Did you know about this? I didn’t know about this!
The other day I stumbled across the fact that there’s an MLBClassics YouTube channel (part of the MLB Advanced Media group) and it has a nice selection of complete TV broadcasts of postseason games, All-Star games and no-hitters.
I immediately got sucked into the game they have featured right now, game 7 of the 1952 World Series between the Brooklyn Dodgers and New York Yankees. Here’s the 1970 Fleer Laughlin World Series card for that year…
I love to watch footage of baseball games from before I started to follow baseball… Naturally I enjoy watching players I’d never seen on a field before, but a big part of the appeal is just watching to see how the game has changed in the past 62 years, and how much of it was different even from when I started watching baseball in the 1970’s.
One thing I found really interesting was that they raised the flag while playing the National Anthem. I don’t remember having seen that before, I’ve always seen the flag flying when I enter a ballpark. I wonder if it was some sort of logistical change brought about by the big multi-purpose stadiums (sheer conjecture on my part).
The 48-star American flag, which most of us have never seen in use, looks really, really odd flying in Ebbets Field. Even for a middle-aged guy like me, the flag has always had 50 stars.
If nothing else, you should watch the first 10 minutes to see the “pre-game show” and see all of the warm-up activity, the views of Ebbets Field, the two starting pitchers warming up near home plate, plus one of the groundskeepers putting down lines in a way that I that went out of style sometime before I started following baseball.
In this screen grab, you’ve got Yankees starting pitcher Eddie Lopat on the far left, Dodgers starting pitcher Joe Black on the far right, and the other guys are all groundskeepers.
At this point in the video I smiled because the “without the express consent of the Commissioner” legal disclaimer is very similar to what you hear today.
Here’s a cool dugout shot of Jackie Robinson and Steve Garvey!
Rightfielder Carl Furillo is the guy wearing #6 for the Dodgers, but when I see Dodgers & “6” on a jersey, my mind immediately goes to Garvey.

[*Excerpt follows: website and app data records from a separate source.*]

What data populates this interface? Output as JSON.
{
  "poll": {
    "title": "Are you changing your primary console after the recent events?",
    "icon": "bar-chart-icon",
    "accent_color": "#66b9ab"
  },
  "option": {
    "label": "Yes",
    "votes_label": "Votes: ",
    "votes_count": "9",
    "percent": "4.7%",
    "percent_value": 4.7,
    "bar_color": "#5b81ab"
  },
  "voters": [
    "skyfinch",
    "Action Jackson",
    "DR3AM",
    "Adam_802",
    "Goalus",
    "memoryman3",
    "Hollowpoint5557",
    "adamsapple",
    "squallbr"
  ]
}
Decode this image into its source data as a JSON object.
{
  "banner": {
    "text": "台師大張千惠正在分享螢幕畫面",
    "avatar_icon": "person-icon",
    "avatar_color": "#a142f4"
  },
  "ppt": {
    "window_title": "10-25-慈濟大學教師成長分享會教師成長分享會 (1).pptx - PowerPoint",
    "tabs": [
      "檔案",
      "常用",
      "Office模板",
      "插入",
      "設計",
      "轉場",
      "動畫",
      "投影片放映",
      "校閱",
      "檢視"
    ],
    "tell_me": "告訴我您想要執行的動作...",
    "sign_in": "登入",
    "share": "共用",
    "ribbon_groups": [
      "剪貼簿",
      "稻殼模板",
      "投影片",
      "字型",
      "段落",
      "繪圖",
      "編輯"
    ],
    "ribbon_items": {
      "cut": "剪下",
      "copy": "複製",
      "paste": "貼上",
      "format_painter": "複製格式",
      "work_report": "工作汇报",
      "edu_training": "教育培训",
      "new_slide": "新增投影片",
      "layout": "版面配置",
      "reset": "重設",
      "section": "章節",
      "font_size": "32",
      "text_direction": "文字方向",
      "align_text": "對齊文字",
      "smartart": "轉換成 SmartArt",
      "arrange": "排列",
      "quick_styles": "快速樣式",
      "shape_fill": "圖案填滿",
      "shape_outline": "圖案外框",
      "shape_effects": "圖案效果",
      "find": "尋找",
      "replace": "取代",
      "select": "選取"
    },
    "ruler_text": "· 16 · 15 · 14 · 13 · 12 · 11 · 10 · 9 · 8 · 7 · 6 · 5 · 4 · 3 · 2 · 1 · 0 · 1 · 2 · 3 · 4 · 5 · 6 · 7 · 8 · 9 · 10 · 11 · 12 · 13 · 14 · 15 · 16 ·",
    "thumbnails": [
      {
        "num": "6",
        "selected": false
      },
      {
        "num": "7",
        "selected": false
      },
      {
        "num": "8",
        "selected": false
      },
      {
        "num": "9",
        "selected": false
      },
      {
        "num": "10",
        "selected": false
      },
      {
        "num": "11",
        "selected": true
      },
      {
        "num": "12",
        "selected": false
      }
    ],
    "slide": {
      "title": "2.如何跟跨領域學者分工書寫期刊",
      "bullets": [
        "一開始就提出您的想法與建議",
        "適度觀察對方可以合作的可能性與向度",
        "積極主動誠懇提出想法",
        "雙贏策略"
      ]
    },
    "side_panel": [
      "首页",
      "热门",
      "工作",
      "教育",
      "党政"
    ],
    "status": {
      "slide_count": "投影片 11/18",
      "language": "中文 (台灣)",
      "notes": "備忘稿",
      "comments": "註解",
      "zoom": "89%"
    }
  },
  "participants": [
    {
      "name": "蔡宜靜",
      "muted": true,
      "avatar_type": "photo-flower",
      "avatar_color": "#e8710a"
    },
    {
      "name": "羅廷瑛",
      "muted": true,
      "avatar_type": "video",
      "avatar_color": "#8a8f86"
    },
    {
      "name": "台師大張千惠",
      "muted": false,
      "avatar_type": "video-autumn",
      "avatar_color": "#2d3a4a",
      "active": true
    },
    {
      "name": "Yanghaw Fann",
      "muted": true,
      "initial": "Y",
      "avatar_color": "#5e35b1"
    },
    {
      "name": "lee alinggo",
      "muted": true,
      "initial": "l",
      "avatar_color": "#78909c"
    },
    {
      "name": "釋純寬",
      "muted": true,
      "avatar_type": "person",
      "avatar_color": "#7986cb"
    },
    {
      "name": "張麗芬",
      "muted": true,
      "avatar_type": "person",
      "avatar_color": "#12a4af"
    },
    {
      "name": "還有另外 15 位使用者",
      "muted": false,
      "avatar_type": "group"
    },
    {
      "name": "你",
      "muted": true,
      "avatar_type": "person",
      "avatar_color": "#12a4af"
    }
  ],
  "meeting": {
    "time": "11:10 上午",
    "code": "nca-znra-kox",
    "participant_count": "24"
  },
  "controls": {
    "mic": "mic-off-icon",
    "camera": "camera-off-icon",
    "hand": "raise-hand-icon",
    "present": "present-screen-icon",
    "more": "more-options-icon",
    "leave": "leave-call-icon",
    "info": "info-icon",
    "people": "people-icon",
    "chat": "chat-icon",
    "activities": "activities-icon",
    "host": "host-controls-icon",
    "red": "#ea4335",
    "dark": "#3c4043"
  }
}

Here’s something I thought was fascinating… The broadcast was pretty primitive, especially by today’s standards, but they did some neat tricks that weren’t needed as technology advanced. With a runner on first, they did a sort of “double-exposure” in order to show the pitcher and batter on the left, as well as the runner and first baseman on the right.
When the pitcher threw over to first, the path the ball seems to take is disconcerting.
Duke Snider hit a foul ball that skipped in front of the stands on the first base side. That happens today and people are doing everything they can to get the ball without technically going out on the field.
In this game, there’s the one guy in the lower right you see who made any kind of effort, another guy made a quick swipe without bending over much, and everybody else pretty much ignored the ball.
The Ebbets Field dugouts had posts supporting the roof, and Casey Stengel figured the post wouldn’t mind supporting him as well.
Anyway, I could go on for hours… Do yourself a favor and check this out. They’ve got entire broadcasts of no-hitters, perfect games, World Series, All-Star games and League Championship games from every decade since the 1950’s.
Quick update: I went back and watched more of the game and noticed that a foul ball into the right field corner got much more of an effort out of the fans. Perhaps the VIP’s down the first base line are too distinguished to be going after foul balls.
Also, I noticed that the P.A. announcer for the Dodgers announced the Yankees catcher as “Larry Berra”, although Mel Allen calls him “Yogi”